**Prompt:** Go through the data and copy each line where the word "JSON" shows up.

Data about app and page elements
-=-=-

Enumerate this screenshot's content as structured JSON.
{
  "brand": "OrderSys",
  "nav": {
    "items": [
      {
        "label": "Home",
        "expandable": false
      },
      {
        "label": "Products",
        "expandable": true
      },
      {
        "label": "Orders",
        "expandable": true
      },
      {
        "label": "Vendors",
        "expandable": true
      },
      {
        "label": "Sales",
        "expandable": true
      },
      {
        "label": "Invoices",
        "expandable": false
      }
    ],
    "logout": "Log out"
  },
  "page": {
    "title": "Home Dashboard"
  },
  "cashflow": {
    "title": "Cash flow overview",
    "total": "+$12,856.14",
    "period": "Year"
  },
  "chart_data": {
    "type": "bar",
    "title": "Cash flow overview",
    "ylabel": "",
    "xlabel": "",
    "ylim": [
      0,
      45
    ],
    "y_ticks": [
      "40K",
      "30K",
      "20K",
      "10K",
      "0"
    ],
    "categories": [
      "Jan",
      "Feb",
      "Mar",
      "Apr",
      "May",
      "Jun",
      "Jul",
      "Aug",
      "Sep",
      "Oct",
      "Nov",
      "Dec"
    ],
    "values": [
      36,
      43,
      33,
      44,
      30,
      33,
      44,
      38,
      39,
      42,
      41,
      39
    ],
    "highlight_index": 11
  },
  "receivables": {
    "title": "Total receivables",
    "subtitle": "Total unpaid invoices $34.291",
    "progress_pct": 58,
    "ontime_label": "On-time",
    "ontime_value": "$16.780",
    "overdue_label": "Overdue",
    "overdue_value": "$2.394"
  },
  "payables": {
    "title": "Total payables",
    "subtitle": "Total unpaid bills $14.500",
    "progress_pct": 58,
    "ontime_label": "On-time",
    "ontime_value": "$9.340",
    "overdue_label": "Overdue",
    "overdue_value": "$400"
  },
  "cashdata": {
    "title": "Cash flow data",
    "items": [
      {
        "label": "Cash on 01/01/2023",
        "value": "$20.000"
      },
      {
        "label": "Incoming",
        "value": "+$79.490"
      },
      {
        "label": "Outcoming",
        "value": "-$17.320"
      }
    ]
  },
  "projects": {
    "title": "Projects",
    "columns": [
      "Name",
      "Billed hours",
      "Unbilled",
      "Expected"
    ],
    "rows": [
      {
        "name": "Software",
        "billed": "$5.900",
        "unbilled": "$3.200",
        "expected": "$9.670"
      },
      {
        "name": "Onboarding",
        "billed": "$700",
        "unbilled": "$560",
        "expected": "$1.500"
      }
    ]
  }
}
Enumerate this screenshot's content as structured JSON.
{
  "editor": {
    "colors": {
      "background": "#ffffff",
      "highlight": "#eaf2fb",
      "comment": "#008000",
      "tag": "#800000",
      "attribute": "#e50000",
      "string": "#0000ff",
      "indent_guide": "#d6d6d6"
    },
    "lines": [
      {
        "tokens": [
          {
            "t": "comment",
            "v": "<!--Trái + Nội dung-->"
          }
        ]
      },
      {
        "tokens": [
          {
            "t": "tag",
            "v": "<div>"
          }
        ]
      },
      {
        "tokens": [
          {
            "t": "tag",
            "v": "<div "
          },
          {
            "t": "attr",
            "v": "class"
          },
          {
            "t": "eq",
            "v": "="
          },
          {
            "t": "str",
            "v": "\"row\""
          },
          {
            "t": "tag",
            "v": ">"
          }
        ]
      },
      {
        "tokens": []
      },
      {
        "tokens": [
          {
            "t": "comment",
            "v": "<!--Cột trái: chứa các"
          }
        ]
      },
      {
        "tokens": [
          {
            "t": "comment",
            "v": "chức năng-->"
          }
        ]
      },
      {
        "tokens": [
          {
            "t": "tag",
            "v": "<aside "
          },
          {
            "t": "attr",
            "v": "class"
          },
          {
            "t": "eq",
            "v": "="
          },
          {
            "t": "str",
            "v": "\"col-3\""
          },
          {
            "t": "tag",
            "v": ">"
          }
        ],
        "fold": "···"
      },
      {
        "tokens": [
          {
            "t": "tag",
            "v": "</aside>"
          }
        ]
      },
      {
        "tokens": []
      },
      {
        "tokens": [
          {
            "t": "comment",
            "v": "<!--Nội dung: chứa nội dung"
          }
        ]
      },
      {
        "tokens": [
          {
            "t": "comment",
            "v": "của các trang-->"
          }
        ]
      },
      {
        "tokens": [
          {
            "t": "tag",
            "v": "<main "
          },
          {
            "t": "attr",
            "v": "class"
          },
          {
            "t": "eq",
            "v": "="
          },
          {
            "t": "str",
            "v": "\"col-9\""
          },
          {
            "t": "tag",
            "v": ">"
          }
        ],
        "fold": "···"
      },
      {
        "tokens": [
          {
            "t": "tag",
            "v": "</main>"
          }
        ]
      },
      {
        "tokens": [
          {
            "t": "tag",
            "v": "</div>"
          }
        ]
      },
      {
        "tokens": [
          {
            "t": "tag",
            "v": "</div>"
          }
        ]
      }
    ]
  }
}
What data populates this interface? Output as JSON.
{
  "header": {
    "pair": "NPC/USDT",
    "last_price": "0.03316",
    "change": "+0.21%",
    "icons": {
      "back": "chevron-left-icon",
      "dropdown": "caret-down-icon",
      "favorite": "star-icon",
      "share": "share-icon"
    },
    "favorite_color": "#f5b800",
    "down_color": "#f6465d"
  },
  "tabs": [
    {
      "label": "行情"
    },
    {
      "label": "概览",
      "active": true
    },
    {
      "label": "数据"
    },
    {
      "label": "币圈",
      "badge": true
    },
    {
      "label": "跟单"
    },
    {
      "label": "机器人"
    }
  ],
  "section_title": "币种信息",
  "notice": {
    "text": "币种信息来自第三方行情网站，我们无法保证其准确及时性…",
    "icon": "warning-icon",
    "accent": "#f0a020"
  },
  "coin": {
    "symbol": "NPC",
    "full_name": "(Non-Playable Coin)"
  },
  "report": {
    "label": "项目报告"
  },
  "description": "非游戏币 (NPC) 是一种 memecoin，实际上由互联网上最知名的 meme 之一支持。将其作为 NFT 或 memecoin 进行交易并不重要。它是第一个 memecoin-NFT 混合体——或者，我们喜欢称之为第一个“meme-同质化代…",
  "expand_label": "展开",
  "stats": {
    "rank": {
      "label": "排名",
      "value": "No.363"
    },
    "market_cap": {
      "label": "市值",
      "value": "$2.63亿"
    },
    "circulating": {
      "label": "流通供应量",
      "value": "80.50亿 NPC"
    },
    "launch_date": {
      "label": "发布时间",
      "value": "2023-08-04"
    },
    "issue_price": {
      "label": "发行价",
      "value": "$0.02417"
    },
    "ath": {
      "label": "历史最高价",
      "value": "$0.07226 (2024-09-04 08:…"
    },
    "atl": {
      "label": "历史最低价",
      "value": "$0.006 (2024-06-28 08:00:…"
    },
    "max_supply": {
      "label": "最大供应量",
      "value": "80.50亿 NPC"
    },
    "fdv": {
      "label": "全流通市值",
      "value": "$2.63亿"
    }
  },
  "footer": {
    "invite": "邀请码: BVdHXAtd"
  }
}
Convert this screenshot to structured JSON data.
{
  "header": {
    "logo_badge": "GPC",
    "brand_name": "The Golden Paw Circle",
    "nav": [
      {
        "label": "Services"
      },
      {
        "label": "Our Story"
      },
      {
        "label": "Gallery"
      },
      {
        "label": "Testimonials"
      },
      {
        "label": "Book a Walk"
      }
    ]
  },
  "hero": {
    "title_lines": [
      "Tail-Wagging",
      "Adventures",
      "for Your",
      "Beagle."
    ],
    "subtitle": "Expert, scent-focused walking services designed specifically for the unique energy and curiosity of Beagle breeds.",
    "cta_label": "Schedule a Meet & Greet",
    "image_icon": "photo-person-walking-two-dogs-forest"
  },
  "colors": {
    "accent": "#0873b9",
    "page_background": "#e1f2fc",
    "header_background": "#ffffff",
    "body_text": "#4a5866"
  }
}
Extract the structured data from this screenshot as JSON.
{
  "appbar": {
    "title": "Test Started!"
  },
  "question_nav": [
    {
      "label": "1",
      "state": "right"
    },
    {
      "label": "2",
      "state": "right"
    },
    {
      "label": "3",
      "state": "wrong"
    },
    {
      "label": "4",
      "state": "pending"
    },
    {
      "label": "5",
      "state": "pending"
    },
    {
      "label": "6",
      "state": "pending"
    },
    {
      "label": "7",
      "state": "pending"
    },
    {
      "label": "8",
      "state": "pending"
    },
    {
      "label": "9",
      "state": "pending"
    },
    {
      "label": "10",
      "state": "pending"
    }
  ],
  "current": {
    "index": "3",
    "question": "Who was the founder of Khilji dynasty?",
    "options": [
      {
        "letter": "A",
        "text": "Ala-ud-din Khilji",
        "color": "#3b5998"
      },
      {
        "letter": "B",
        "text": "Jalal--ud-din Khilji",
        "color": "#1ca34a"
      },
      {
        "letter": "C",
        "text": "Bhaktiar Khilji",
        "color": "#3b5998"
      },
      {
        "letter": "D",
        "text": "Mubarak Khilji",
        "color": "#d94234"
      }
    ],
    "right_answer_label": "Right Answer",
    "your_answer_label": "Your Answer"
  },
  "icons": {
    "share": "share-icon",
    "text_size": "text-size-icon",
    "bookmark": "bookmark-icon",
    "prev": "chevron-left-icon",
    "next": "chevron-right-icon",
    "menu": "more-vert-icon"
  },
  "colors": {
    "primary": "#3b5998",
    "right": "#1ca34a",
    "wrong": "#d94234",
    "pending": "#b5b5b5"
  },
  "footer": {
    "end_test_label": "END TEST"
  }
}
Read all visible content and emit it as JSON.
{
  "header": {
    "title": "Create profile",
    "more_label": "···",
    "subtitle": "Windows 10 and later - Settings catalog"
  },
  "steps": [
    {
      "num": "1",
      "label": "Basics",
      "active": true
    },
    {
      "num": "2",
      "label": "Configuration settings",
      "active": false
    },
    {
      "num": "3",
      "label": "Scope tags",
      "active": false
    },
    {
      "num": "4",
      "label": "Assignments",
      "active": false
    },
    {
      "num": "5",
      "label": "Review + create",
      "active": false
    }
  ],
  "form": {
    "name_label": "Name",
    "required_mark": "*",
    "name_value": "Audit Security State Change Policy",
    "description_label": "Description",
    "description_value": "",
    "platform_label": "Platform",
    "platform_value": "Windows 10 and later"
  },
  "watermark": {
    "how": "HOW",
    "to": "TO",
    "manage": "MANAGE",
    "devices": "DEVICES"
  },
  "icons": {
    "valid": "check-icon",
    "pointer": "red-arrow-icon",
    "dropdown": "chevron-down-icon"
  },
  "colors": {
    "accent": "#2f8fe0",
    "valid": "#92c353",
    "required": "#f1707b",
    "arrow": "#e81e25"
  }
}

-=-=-

**Answer for the task:**
Enumerate this screenshot's content as structured JSON.
Enumerate this screenshot's content as structured JSON.
What data populates this interface? Output as JSON.
Convert this screenshot to structured JSON data.
Extract the structured data from this screenshot as JSON.
Read all visible content and emit it as JSON.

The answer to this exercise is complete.